(Stored items)
··········
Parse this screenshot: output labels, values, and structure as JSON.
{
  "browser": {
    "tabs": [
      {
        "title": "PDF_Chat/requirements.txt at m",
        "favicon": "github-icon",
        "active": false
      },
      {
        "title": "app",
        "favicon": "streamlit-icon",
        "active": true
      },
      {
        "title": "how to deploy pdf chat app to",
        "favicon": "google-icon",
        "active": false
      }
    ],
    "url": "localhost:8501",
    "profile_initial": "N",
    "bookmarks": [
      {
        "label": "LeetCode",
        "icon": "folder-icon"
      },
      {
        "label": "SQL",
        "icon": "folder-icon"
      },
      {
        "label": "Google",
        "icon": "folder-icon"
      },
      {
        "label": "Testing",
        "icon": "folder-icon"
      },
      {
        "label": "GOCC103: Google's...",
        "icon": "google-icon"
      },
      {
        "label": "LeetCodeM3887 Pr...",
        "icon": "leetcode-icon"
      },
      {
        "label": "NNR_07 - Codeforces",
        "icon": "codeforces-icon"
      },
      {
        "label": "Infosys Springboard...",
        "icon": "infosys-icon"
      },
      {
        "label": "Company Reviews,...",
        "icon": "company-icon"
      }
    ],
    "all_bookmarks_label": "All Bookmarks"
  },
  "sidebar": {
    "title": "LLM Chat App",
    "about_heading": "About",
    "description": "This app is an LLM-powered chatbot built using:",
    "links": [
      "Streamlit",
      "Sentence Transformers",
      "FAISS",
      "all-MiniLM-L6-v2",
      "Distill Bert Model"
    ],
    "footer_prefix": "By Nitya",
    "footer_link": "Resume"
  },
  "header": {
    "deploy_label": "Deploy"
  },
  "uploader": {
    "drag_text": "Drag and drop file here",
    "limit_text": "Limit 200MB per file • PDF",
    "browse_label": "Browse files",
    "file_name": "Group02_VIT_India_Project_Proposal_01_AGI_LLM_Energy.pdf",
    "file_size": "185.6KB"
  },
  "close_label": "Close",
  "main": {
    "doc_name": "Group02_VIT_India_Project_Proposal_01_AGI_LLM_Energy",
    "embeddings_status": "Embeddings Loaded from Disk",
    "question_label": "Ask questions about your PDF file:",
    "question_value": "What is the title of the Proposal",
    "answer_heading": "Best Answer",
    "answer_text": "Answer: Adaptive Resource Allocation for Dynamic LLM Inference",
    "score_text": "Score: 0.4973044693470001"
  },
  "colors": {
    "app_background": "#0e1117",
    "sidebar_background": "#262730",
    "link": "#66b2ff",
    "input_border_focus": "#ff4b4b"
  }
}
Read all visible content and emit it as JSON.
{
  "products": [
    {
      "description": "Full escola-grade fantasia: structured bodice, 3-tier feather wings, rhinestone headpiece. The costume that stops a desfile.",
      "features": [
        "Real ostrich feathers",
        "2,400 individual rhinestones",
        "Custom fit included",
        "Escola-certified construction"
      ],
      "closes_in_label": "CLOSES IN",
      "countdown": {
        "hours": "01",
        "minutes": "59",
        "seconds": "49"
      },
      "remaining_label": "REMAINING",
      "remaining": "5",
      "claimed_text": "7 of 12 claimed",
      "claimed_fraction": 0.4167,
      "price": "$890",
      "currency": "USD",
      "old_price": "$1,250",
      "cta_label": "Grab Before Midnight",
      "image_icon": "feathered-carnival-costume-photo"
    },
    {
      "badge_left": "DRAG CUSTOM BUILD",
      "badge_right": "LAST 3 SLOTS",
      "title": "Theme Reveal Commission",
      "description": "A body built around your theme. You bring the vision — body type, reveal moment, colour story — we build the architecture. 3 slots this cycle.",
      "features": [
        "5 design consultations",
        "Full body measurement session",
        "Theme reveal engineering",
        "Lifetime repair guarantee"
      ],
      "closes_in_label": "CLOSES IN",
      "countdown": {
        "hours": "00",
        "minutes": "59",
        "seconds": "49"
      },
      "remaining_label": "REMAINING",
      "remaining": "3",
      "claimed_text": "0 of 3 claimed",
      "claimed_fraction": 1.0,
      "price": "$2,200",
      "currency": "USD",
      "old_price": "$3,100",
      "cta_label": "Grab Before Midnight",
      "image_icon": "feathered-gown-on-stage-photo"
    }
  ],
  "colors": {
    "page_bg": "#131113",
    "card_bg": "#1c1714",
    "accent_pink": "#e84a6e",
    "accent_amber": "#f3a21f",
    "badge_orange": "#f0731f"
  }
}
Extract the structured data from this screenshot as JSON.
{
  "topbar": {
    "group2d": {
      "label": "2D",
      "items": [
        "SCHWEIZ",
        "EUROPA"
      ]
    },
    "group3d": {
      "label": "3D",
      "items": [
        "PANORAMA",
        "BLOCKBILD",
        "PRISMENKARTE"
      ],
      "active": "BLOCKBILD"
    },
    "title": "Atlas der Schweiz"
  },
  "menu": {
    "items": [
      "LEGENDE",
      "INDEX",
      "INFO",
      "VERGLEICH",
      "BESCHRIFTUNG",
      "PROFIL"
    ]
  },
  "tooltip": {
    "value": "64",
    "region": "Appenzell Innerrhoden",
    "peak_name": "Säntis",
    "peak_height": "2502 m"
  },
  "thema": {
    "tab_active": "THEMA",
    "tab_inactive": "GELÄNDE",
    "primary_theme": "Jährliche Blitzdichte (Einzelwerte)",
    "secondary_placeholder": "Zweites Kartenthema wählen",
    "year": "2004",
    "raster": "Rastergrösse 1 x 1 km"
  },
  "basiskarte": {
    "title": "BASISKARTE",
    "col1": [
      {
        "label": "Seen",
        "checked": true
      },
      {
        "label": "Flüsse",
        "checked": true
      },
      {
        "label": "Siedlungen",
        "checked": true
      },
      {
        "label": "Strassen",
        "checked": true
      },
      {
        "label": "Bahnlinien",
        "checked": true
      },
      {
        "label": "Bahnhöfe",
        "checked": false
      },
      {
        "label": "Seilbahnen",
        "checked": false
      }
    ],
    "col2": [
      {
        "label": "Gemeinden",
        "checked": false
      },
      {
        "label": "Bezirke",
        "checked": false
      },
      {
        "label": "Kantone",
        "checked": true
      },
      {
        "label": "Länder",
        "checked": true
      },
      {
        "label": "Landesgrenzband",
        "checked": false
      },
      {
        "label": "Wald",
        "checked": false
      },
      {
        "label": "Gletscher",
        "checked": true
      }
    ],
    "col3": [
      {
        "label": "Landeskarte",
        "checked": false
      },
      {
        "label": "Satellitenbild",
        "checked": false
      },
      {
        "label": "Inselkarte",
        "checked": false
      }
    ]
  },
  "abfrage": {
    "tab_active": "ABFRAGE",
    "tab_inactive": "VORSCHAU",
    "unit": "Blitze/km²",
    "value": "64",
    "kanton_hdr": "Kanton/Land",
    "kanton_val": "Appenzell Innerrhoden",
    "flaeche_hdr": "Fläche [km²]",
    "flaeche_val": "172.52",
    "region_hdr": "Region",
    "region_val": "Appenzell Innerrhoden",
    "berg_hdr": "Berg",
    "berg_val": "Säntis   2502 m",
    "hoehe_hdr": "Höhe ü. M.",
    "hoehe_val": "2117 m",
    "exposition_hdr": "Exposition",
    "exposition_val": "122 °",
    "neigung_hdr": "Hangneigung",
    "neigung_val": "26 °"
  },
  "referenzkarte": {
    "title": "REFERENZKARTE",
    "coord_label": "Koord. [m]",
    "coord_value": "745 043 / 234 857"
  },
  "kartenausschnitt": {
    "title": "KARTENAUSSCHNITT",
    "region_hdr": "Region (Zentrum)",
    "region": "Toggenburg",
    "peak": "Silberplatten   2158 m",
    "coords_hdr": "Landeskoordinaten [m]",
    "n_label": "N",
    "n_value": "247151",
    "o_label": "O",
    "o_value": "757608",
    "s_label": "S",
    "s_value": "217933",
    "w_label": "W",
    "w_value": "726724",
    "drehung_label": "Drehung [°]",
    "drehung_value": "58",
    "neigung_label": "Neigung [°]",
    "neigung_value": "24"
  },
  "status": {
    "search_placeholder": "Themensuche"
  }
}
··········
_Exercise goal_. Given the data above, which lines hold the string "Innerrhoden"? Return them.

_Task result_.
    "region": "Appenzell Innerrhoden",
    "kanton_val": "Appenzell Innerrhoden",
    "region_val": "Appenzell Innerrhoden",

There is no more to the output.